Return every line of the data below word for word, including the punctuation.
======== Records for the task ========
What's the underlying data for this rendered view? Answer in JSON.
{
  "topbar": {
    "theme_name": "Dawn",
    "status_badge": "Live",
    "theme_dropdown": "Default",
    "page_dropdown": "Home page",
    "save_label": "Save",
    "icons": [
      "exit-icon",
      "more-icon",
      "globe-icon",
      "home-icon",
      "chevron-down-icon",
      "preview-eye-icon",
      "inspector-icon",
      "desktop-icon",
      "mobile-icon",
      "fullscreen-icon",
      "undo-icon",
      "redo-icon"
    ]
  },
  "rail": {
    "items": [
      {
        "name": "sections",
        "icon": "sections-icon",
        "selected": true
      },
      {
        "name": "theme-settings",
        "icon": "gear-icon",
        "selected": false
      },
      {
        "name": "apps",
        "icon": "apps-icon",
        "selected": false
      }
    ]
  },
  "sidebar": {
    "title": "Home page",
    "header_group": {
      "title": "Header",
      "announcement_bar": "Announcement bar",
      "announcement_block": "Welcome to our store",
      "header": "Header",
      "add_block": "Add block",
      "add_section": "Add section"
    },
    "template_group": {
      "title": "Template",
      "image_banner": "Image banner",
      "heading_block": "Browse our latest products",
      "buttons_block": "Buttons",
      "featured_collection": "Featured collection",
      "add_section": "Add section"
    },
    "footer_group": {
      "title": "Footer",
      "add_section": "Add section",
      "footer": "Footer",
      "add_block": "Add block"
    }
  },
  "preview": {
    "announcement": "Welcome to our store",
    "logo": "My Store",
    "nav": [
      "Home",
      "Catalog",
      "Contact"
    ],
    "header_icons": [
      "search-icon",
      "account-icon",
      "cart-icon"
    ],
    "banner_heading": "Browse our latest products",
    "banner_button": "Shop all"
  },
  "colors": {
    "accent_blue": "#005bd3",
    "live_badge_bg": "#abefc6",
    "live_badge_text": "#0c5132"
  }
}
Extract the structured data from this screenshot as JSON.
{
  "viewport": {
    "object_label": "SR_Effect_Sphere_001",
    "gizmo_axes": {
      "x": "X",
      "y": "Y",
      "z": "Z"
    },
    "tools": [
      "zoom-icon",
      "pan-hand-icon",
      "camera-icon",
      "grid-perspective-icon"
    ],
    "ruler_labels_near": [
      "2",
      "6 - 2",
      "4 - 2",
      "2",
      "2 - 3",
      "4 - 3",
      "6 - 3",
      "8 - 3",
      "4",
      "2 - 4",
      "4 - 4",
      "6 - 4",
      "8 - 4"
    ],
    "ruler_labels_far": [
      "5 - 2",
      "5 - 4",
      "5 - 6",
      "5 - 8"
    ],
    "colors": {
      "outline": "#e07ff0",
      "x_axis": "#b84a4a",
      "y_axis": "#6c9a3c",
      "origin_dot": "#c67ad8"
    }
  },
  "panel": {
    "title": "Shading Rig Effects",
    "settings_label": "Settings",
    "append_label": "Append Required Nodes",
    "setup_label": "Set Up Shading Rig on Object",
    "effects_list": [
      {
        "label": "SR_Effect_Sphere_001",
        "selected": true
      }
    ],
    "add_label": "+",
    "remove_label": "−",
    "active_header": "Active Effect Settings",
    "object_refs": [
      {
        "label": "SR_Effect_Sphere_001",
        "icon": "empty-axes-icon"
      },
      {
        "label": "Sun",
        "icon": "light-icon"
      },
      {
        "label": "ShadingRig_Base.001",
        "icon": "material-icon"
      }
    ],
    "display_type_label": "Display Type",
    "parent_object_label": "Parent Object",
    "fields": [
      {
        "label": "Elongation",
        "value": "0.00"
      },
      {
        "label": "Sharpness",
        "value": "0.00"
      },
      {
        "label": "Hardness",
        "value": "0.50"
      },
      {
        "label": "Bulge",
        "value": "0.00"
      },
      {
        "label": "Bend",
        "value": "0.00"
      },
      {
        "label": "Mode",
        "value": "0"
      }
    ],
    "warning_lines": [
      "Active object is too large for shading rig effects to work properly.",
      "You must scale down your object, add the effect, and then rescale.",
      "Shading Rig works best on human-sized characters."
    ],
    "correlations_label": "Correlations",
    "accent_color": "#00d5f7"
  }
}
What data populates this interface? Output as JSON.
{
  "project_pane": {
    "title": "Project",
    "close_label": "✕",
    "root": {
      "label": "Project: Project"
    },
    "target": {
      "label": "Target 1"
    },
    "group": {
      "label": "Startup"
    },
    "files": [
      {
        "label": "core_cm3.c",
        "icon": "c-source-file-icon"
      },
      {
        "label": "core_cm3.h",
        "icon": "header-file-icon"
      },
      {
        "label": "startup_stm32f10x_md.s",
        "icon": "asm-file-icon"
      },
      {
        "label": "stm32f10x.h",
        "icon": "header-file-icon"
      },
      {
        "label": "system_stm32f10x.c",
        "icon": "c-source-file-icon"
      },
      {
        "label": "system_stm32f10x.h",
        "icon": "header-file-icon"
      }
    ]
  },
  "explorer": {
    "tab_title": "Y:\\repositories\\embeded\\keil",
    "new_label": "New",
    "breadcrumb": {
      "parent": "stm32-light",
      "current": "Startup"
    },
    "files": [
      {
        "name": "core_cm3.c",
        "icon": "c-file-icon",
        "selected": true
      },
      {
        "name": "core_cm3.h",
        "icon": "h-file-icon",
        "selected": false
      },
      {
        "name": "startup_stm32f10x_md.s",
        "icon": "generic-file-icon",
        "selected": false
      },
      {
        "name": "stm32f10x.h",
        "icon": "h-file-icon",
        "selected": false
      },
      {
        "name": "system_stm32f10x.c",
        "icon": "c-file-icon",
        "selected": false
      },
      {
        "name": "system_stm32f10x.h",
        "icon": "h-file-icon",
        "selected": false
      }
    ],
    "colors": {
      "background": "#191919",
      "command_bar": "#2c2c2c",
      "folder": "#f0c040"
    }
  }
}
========
#### [The answer]
What's the underlying data for this rendered view? Answer in JSON.
{
  "topbar": {
    "theme_name": "Dawn",
    "status_badge": "Live",
    "theme_dropdown": "Default",
    "page_dropdown": "Home page",
    "save_label": "Save",
    "icons": [
      "exit-icon",
      "more-icon",
      "globe-icon",
      "home-icon",
      "chevron-down-icon",
      "preview-eye-icon",
      "inspector-icon",
      "desktop-icon",
      "mobile-icon",
      "fullscreen-icon",
      "undo-icon",
      "redo-icon"
    ]
  },
  "rail": {
    "items": [
      {
        "name": "sections",
        "icon": "sections-icon",
        "selected": true
      },
      {
        "name": "theme-settings",
        "icon": "gear-icon",
        "selected": false
      },
      {
        "name": "apps",
        "icon": "apps-icon",
        "selected": false
      }
    ]
  },
  "sidebar": {
    "title": "Home page",
    "header_group": {
      "title": "Header",
      "announcement_bar": "Announcement bar",
      "announcement_block": "Welcome to our store",
      "header": "Header",
      "add_block": "Add block",
      "add_section": "Add section"
    },
    "template_group": {
      "title": "Template",
      "image_banner": "Image banner",
      "heading_block": "Browse our latest products",
      "buttons_block": "Buttons",
      "featured_collection": "Featured collection",
      "add_section": "Add section"
    },
    "footer_group": {
      "title": "Footer",
      "add_section": "Add section",
      "footer": "Footer",
      "add_block": "Add block"
    }
  },
  "preview": {
    "announcement": "Welcome to our store",
    "logo": "My Store",
    "nav": [
      "Home",
      "Catalog",
      "Contact"
    ],
    "header_icons": [
      "search-icon",
      "account-icon",
      "cart-icon"
    ],
    "banner_heading": "Browse our latest products",
    "banner_button": "Shop all"
  },
  "colors": {
    "accent_blue": "#005bd3",
    "live_badge_bg": "#abefc6",
    "live_badge_text": "#0c5132"
  }
}
Extract the structured data from this screenshot as JSON.
{
  "viewport": {
    "object_label": "SR_Effect_Sphere_001",
    "gizmo_axes": {
      "x": "X",
      "y": "Y",
      "z": "Z"
    },
    "tools": [
      "zoom-icon",
      "pan-hand-icon",
      "camera-icon",
      "grid-perspective-icon"
    ],
    "ruler_labels_near": [
      "2",
      "6 - 2",
      "4 - 2",
      "2",
      "2 - 3",
      "4 - 3",
      "6 - 3",
      "8 - 3",
      "4",
      "2 - 4",
      "4 - 4",
      "6 - 4",
      "8 - 4"
    ],
    "ruler_labels_far": [
      "5 - 2",
      "5 - 4",
      "5 - 6",
      "5 - 8"
    ],
    "colors": {
      "outline": "#e07ff0",
      "x_axis": "#b84a4a",
      "y_axis": "#6c9a3c",
      "origin_dot": "#c67ad8"
    }
  },
  "panel": {
    "title": "Shading Rig Effects",
    "settings_label": "Settings",
    "append_label": "Append Required Nodes",
    "setup_label": "Set Up Shading Rig on Object",
    "effects_list": [
      {
        "label": "SR_Effect_Sphere_001",
        "selected": true
      }
    ],
    "add_label": "+",
    "remove_label": "−",
    "active_header": "Active Effect Settings",
    "object_refs": [
      {
        "label": "SR_Effect_Sphere_001",
        "icon": "empty-axes-icon"
      },
      {
        "label": "Sun",
        "icon": "light-icon"
      },
      {
        "label": "ShadingRig_Base.001",
        "icon": "material-icon"
      }
    ],
    "display_type_label": "Display Type",
    "parent_object_label": "Parent Object",
    "fields": [
      {
        "label": "Elongation",
        "value": "0.00"
      },
      {
        "label": "Sharpness",
        "value": "0.00"
      },
      {
        "label": "Hardness",
        "value": "0.50"
      },
      {
        "label": "Bulge",
        "value": "0.00"
      },
      {
        "label": "Bend",
        "value": "0.00"
      },
      {
        "label": "Mode",
        "value": "0"
      }
    ],
    "warning_lines": [
      "Active object is too large for shading rig effects to work properly.",
      "You must scale down your object, add the effect, and then rescale.",
      "Shading Rig works best on human-sized characters."
    ],
    "correlations_label": "Correlations",
    "accent_color": "#00d5f7"
  }
}
What data populates this interface? Output as JSON.
{
  "project_pane": {
    "title": "Project",
    "close_label": "✕",
    "root": {
      "label": "Project: Project"
    },
    "target": {
      "label": "Target 1"
    },
    "group": {
      "label": "Startup"
    },
    "files": [
      {
        "label": "core_cm3.c",
        "icon": "c-source-file-icon"
      },
      {
        "label": "core_cm3.h",
        "icon": "header-file-icon"
      },
      {
        "label": "startup_stm32f10x_md.s",
        "icon": "asm-file-icon"
      },
      {
        "label": "stm32f10x.h",
        "icon": "header-file-icon"
      },
      {
        "label": "system_stm32f10x.c",
        "icon": "c-source-file-icon"
      },
      {
        "label": "system_stm32f10x.h",
        "icon": "header-file-icon"
      }
    ]
  },
  "explorer": {
    "tab_title": "Y:\\repositories\\embeded\\keil",
    "new_label": "New",
    "breadcrumb": {
      "parent": "stm32-light",
      "current": "Startup"
    },
    "files": [
      {
        "name": "core_cm3.c",
        "icon": "c-file-icon",
        "selected": true
      },
      {
        "name": "core_cm3.h",
        "icon": "h-file-icon",
        "selected": false
      },
      {
        "name": "startup_stm32f10x_md.s",
        "icon": "generic-file-icon",
        "selected": false
      },
      {
        "name": "stm32f10x.h",
        "icon": "h-file-icon",
        "selected": false
      },
      {
        "name": "system_stm32f10x.c",
        "icon": "c-file-icon",
        "selected": false
      },
      {
        "name": "system_stm32f10x.h",
        "icon": "h-file-icon",
        "selected": false
      }
    ],
    "colors": {
      "background": "#191919",
      "command_bar": "#2c2c2c",
      "folder": "#f0c040"
    }
  }
}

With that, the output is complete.